Although the data below contains pictures, please reproduce only its words, exactly.

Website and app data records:
[Start of section]

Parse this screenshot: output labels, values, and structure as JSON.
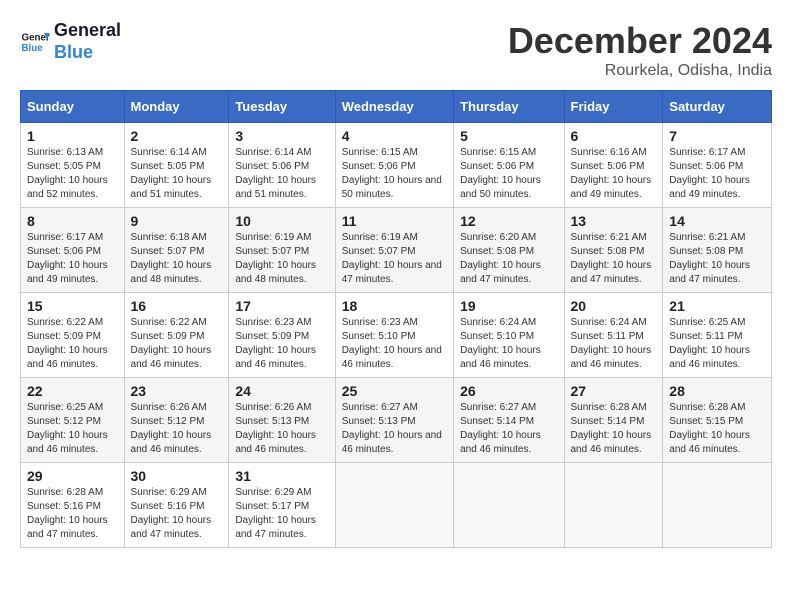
{
  "header": {
    "logo_line1": "General",
    "logo_line2": "Blue",
    "month": "December 2024",
    "location": "Rourkela, Odisha, India"
  },
  "weekdays": [
    "Sunday",
    "Monday",
    "Tuesday",
    "Wednesday",
    "Thursday",
    "Friday",
    "Saturday"
  ],
  "weeks": [
    [
      {
        "day": "1",
        "sunrise": "6:13 AM",
        "sunset": "5:05 PM",
        "daylight": "10 hours and 52 minutes."
      },
      {
        "day": "2",
        "sunrise": "6:14 AM",
        "sunset": "5:05 PM",
        "daylight": "10 hours and 51 minutes."
      },
      {
        "day": "3",
        "sunrise": "6:14 AM",
        "sunset": "5:06 PM",
        "daylight": "10 hours and 51 minutes."
      },
      {
        "day": "4",
        "sunrise": "6:15 AM",
        "sunset": "5:06 PM",
        "daylight": "10 hours and 50 minutes."
      },
      {
        "day": "5",
        "sunrise": "6:15 AM",
        "sunset": "5:06 PM",
        "daylight": "10 hours and 50 minutes."
      },
      {
        "day": "6",
        "sunrise": "6:16 AM",
        "sunset": "5:06 PM",
        "daylight": "10 hours and 49 minutes."
      },
      {
        "day": "7",
        "sunrise": "6:17 AM",
        "sunset": "5:06 PM",
        "daylight": "10 hours and 49 minutes."
      }
    ],
    [
      {
        "day": "8",
        "sunrise": "6:17 AM",
        "sunset": "5:06 PM",
        "daylight": "10 hours and 49 minutes."
      },
      {
        "day": "9",
        "sunrise": "6:18 AM",
        "sunset": "5:07 PM",
        "daylight": "10 hours and 48 minutes."
      },
      {
        "day": "10",
        "sunrise": "6:19 AM",
        "sunset": "5:07 PM",
        "daylight": "10 hours and 48 minutes."
      },
      {
        "day": "11",
        "sunrise": "6:19 AM",
        "sunset": "5:07 PM",
        "daylight": "10 hours and 47 minutes."
      },
      {
        "day": "12",
        "sunrise": "6:20 AM",
        "sunset": "5:08 PM",
        "daylight": "10 hours and 47 minutes."
      },
      {
        "day": "13",
        "sunrise": "6:21 AM",
        "sunset": "5:08 PM",
        "daylight": "10 hours and 47 minutes."
      },
      {
        "day": "14",
        "sunrise": "6:21 AM",
        "sunset": "5:08 PM",
        "daylight": "10 hours and 47 minutes."
      }
    ],
    [
      {
        "day": "15",
        "sunrise": "6:22 AM",
        "sunset": "5:09 PM",
        "daylight": "10 hours and 46 minutes."
      },
      {
        "day": "16",
        "sunrise": "6:22 AM",
        "sunset": "5:09 PM",
        "daylight": "10 hours and 46 minutes."
      },
      {
        "day": "17",
        "sunrise": "6:23 AM",
        "sunset": "5:09 PM",
        "daylight": "10 hours and 46 minutes."
      },
      {
        "day": "18",
        "sunrise": "6:23 AM",
        "sunset": "5:10 PM",
        "daylight": "10 hours and 46 minutes."
      },
      {
        "day": "19",
        "sunrise": "6:24 AM",
        "sunset": "5:10 PM",
        "daylight": "10 hours and 46 minutes."
      },
      {
        "day": "20",
        "sunrise": "6:24 AM",
        "sunset": "5:11 PM",
        "daylight": "10 hours and 46 minutes."
      },
      {
        "day": "21",
        "sunrise": "6:25 AM",
        "sunset": "5:11 PM",
        "daylight": "10 hours and 46 minutes."
      }
    ],
    [
      {
        "day": "22",
        "sunrise": "6:25 AM",
        "sunset": "5:12 PM",
        "daylight": "10 hours and 46 minutes."
      },
      {
        "day": "23",
        "sunrise": "6:26 AM",
        "sunset": "5:12 PM",
        "daylight": "10 hours and 46 minutes."
      },
      {
        "day": "24",
        "sunrise": "6:26 AM",
        "sunset": "5:13 PM",
        "daylight": "10 hours and 46 minutes."
      },
      {
        "day": "25",
        "sunrise": "6:27 AM",
        "sunset": "5:13 PM",
        "daylight": "10 hours and 46 minutes."
      },
      {
        "day": "26",
        "sunrise": "6:27 AM",
        "sunset": "5:14 PM",
        "daylight": "10 hours and 46 minutes."
      },
      {
        "day": "27",
        "sunrise": "6:28 AM",
        "sunset": "5:14 PM",
        "daylight": "10 hours and 46 minutes."
      },
      {
        "day": "28",
        "sunrise": "6:28 AM",
        "sunset": "5:15 PM",
        "daylight": "10 hours and 46 minutes."
      }
    ],
    [
      {
        "day": "29",
        "sunrise": "6:28 AM",
        "sunset": "5:16 PM",
        "daylight": "10 hours and 47 minutes."
      },
      {
        "day": "30",
        "sunrise": "6:29 AM",
        "sunset": "5:16 PM",
        "daylight": "10 hours and 47 minutes."
      },
      {
        "day": "31",
        "sunrise": "6:29 AM",
        "sunset": "5:17 PM",
        "daylight": "10 hours and 47 minutes."
      },
      null,
      null,
      null,
      null
    ]
  ]
}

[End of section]

- **Finished exercise**:
Parse this screenshot: output labels, values, and structure as JSON.
{
  "header": {
    "logo_line1": "General",
    "logo_line2": "Blue",
    "month": "December 2024",
    "location": "Rourkela, Odisha, India"
  },
  "weekdays": [
    "Sunday",
    "Monday",
    "Tuesday",
    "Wednesday",
    "Thursday",
    "Friday",
    "Saturday"
  ],
  "weeks": [
    [
      {
        "day": "1",
        "sunrise": "6:13 AM",
        "sunset": "5:05 PM",
        "daylight": "10 hours and 52 minutes."
      },
      {
        "day": "2",
        "sunrise": "6:14 AM",
        "sunset": "5:05 PM",
        "daylight": "10 hours and 51 minutes."
      },
      {
        "day": "3",
        "sunrise": "6:14 AM",
        "sunset": "5:06 PM",
        "daylight": "10 hours and 51 minutes."
      },
      {
        "day": "4",
        "sunrise": "6:15 AM",
        "sunset": "5:06 PM",
        "daylight": "10 hours and 50 minutes."
      },
      {
        "day": "5",
        "sunrise": "6:15 AM",
        "sunset": "5:06 PM",
        "daylight": "10 hours and 50 minutes."
      },
      {
        "day": "6",
        "sunrise": "6:16 AM",
        "sunset": "5:06 PM",
        "daylight": "10 hours and 49 minutes."
      },
      {
        "day": "7",
        "sunrise": "6:17 AM",
        "sunset": "5:06 PM",
        "daylight": "10 hours and 49 minutes."
      }
    ],
    [
      {
        "day": "8",
        "sunrise": "6:17 AM",
        "sunset": "5:06 PM",
        "daylight": "10 hours and 49 minutes."
      },
      {
        "day": "9",
        "sunrise": "6:18 AM",
        "sunset": "5:07 PM",
        "daylight": "10 hours and 48 minutes."
      },
      {
        "day": "10",
        "sunrise": "6:19 AM",
        "sunset": "5:07 PM",
        "daylight": "10 hours and 48 minutes."
      },
      {
        "day": "11",
        "sunrise": "6:19 AM",
        "sunset": "5:07 PM",
        "daylight": "10 hours and 47 minutes."
      },
      {
        "day": "12",
        "sunrise": "6:20 AM",
        "sunset": "5:08 PM",
        "daylight": "10 hours and 47 minutes."
      },
      {
        "day": "13",
        "sunrise": "6:21 AM",
        "sunset": "5:08 PM",
        "daylight": "10 hours and 47 minutes."
      },
      {
        "day": "14",
        "sunrise": "6:21 AM",
        "sunset": "5:08 PM",
        "daylight": "10 hours and 47 minutes."
      }
    ],
    [
      {
        "day": "15",
        "sunrise": "6:22 AM",
        "sunset": "5:09 PM",
        "daylight": "10 hours and 46 minutes."
      },
      {
        "day": "16",
        "sunrise": "6:22 AM",
        "sunset": "5:09 PM",
        "daylight": "10 hours and 46 minutes."
      },
      {
        "day": "17",
        "sunrise": "6:23 AM",
        "sunset": "5:09 PM",
        "daylight": "10 hours and 46 minutes."
      },
      {
        "day": "18",
        "sunrise": "6:23 AM",
        "sunset": "5:10 PM",
        "daylight": "10 hours and 46 minutes."
      },
      {
        "day": "19",
        "sunrise": "6:24 AM",
        "sunset": "5:10 PM",
        "daylight": "10 hours and 46 minutes."
      },
      {
        "day": "20",
        "sunrise": "6:24 AM",
        "sunset": "5:11 PM",
        "daylight": "10 hours and 46 minutes."
      },
      {
        "day": "21",
        "sunrise": "6:25 AM",
        "sunset": "5:11 PM",
        "daylight": "10 hours and 46 minutes."
      }
    ],
    [
      {
        "day": "22",
        "sunrise": "6:25 AM",
        "sunset": "5:12 PM",
        "daylight": "10 hours and 46 minutes."
      },
      {
        "day": "23",
        "sunrise": "6:26 AM",
        "sunset": "5:12 PM",
        "daylight": "10 hours and 46 minutes."
      },
      {
        "day": "24",
        "sunrise": "6:26 AM",
        "sunset": "5:13 PM",
        "daylight": "10 hours and 46 minutes."
      },
      {
        "day": "25",
        "sunrise": "6:27 AM",
        "sunset": "5:13 PM",
        "daylight": "10 hours and 46 minutes."
      },
      {
        "day": "26",
        "sunrise": "6:27 AM",
        "sunset": "5:14 PM",
        "daylight": "10 hours and 46 minutes."
      },
      {
        "day": "27",
        "sunrise": "6:28 AM",
        "sunset": "5:14 PM",
        "daylight": "10 hours and 46 minutes."
      },
      {
        "day": "28",
        "sunrise": "6:28 AM",
        "sunset": "5:15 PM",
        "daylight": "10 hours and 46 minutes."
      }
    ],
    [
      {
        "day": "29",
        "sunrise": "6:28 AM",
        "sunset": "5:16 PM",
        "daylight": "10 hours and 47 minutes."
      },
      {
        "day": "30",
        "sunrise": "6:29 AM",
        "sunset": "5:16 PM",
        "daylight": "10 hours and 47 minutes."
      },
      {
        "day": "31",
        "sunrise": "6:29 AM",
        "sunset": "5:17 PM",
        "daylight": "10 hours and 47 minutes."
      },
      null,
      null,
      null,
      null
    ]
  ]
}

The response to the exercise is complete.